Extracted data entries:
-.-.-

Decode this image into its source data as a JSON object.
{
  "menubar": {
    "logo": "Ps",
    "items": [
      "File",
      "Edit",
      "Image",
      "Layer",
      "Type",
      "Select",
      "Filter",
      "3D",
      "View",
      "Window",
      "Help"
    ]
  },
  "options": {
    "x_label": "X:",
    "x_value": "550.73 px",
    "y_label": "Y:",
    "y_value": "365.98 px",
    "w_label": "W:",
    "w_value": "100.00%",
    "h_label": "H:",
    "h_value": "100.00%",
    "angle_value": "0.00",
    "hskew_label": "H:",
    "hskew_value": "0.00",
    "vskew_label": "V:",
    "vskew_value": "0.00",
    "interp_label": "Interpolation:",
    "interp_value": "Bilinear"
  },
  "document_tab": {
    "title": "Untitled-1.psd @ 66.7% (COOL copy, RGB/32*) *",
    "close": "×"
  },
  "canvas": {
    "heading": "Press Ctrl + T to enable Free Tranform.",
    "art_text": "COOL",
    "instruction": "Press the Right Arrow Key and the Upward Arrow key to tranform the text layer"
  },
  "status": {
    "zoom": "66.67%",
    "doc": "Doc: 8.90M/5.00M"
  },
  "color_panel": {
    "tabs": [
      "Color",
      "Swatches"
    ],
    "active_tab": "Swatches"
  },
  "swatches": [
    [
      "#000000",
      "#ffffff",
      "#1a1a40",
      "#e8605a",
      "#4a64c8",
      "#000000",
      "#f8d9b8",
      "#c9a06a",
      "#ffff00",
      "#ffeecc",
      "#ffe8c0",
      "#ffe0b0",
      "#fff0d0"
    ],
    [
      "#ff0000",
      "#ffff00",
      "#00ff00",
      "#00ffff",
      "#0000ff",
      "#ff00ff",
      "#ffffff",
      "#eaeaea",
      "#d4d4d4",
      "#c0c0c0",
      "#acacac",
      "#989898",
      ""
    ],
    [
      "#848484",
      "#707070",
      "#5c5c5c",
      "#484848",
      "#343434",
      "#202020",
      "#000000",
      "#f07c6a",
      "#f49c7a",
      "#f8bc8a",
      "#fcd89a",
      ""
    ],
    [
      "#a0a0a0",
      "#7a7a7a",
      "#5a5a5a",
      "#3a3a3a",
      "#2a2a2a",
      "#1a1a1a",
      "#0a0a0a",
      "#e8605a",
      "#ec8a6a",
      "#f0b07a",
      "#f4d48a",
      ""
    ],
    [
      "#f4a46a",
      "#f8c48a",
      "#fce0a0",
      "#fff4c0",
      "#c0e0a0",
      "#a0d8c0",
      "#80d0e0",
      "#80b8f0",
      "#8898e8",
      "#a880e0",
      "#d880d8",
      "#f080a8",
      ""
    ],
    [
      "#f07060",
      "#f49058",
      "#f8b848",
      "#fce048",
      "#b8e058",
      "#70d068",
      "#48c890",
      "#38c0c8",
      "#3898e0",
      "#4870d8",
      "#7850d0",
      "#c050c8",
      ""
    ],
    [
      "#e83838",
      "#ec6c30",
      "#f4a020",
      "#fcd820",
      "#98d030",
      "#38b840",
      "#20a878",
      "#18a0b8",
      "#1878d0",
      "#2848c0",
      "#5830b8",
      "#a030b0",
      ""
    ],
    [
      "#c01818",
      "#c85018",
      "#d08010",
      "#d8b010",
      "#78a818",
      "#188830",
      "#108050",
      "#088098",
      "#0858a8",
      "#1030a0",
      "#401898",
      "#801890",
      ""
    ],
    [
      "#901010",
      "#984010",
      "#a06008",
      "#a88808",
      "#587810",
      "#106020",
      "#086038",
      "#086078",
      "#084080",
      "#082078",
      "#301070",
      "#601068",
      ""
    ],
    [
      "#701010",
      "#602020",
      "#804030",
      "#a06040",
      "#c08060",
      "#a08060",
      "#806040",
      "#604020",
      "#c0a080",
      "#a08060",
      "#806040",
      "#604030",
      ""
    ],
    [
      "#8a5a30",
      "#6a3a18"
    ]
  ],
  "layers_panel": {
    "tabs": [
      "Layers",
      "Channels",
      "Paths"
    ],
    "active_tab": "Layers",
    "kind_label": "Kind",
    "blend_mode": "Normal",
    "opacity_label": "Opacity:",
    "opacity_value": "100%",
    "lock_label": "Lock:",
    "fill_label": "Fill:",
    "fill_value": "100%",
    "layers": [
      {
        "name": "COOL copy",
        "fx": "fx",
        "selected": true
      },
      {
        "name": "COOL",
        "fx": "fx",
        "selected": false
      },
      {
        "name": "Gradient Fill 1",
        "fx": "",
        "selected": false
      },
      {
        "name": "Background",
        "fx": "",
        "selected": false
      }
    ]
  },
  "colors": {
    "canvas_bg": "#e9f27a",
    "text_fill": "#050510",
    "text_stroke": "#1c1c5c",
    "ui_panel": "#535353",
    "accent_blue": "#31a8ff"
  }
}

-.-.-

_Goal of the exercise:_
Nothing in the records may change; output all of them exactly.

_Answer box:_
Decode this image into its source data as a JSON object.
{
  "menubar": {
    "logo": "Ps",
    "items": [
      "File",
      "Edit",
      "Image",
      "Layer",
      "Type",
      "Select",
      "Filter",
      "3D",
      "View",
      "Window",
      "Help"
    ]
  },
  "options": {
    "x_label": "X:",
    "x_value": "550.73 px",
    "y_label": "Y:",
    "y_value": "365.98 px",
    "w_label": "W:",
    "w_value": "100.00%",
    "h_label": "H:",
    "h_value": "100.00%",
    "angle_value": "0.00",
    "hskew_label": "H:",
    "hskew_value": "0.00",
    "vskew_label": "V:",
    "vskew_value": "0.00",
    "interp_label": "Interpolation:",
    "interp_value": "Bilinear"
  },
  "document_tab": {
    "title": "Untitled-1.psd @ 66.7% (COOL copy, RGB/32*) *",
    "close": "×"
  },
  "canvas": {
    "heading": "Press Ctrl + T to enable Free Tranform.",
    "art_text": "COOL",
    "instruction": "Press the Right Arrow Key and the Upward Arrow key to tranform the text layer"
  },
  "status": {
    "zoom": "66.67%",
    "doc": "Doc: 8.90M/5.00M"
  },
  "color_panel": {
    "tabs": [
      "Color",
      "Swatches"
    ],
    "active_tab": "Swatches"
  },
  "swatches": [
    [
      "#000000",
      "#ffffff",
      "#1a1a40",
      "#e8605a",
      "#4a64c8",
      "#000000",
      "#f8d9b8",
      "#c9a06a",
      "#ffff00",
      "#ffeecc",
      "#ffe8c0",
      "#ffe0b0",
      "#fff0d0"
    ],
    [
      "#ff0000",
      "#ffff00",
      "#00ff00",
      "#00ffff",
      "#0000ff",
      "#ff00ff",
      "#ffffff",
      "#eaeaea",
      "#d4d4d4",
      "#c0c0c0",
      "#acacac",
      "#989898",
      ""
    ],
    [
      "#848484",
      "#707070",
      "#5c5c5c",
      "#484848",
      "#343434",
      "#202020",
      "#000000",
      "#f07c6a",
      "#f49c7a",
      "#f8bc8a",
      "#fcd89a",
      ""
    ],
    [
      "#a0a0a0",
      "#7a7a7a",
      "#5a5a5a",
      "#3a3a3a",
      "#2a2a2a",
      "#1a1a1a",
      "#0a0a0a",
      "#e8605a",
      "#ec8a6a",
      "#f0b07a",
      "#f4d48a",
      ""
    ],
    [
      "#f4a46a",
      "#f8c48a",
      "#fce0a0",
      "#fff4c0",
      "#c0e0a0",
      "#a0d8c0",
      "#80d0e0",
      "#80b8f0",
      "#8898e8",
      "#a880e0",
      "#d880d8",
      "#f080a8",
      ""
    ],
    [
      "#f07060",
      "#f49058",
      "#f8b848",
      "#fce048",
      "#b8e058",
      "#70d068",
      "#48c890",
      "#38c0c8",
      "#3898e0",
      "#4870d8",
      "#7850d0",
      "#c050c8",
      ""
    ],
    [
      "#e83838",
      "#ec6c30",
      "#f4a020",
      "#fcd820",
      "#98d030",
      "#38b840",
      "#20a878",
      "#18a0b8",
      "#1878d0",
      "#2848c0",
      "#5830b8",
      "#a030b0",
      ""
    ],
    [
      "#c01818",
      "#c85018",
      "#d08010",
      "#d8b010",
      "#78a818",
      "#188830",
      "#108050",
      "#088098",
      "#0858a8",
      "#1030a0",
      "#401898",
      "#801890",
      ""
    ],
    [
      "#901010",
      "#984010",
      "#a06008",
      "#a88808",
      "#587810",
      "#106020",
      "#086038",
      "#086078",
      "#084080",
      "#082078",
      "#301070",
      "#601068",
      ""
    ],
    [
      "#701010",
      "#602020",
      "#804030",
      "#a06040",
      "#c08060",
      "#a08060",
      "#806040",
      "#604020",
      "#c0a080",
      "#a08060",
      "#806040",
      "#604030",
      ""
    ],
    [
      "#8a5a30",
      "#6a3a18"
    ]
  ],
  "layers_panel": {
    "tabs": [
      "Layers",
      "Channels",
      "Paths"
    ],
    "active_tab": "Layers",
    "kind_label": "Kind",
    "blend_mode": "Normal",
    "opacity_label": "Opacity:",
    "opacity_value": "100%",
    "lock_label": "Lock:",
    "fill_label": "Fill:",
    "fill_value": "100%",
    "layers": [
      {
        "name": "COOL copy",
        "fx": "fx",
        "selected": true
      },
      {
        "name": "COOL",
        "fx": "fx",
        "selected": false
      },
      {
        "name": "Gradient Fill 1",
        "fx": "",
        "selected": false
      },
      {
        "name": "Background",
        "fx": "",
        "selected": false
      }
    ]
  },
  "colors": {
    "canvas_bg": "#e9f27a",
    "text_fill": "#050510",
    "text_stroke": "#1c1c5c",
    "ui_panel": "#535353",
    "accent_blue": "#31a8ff"
  }
}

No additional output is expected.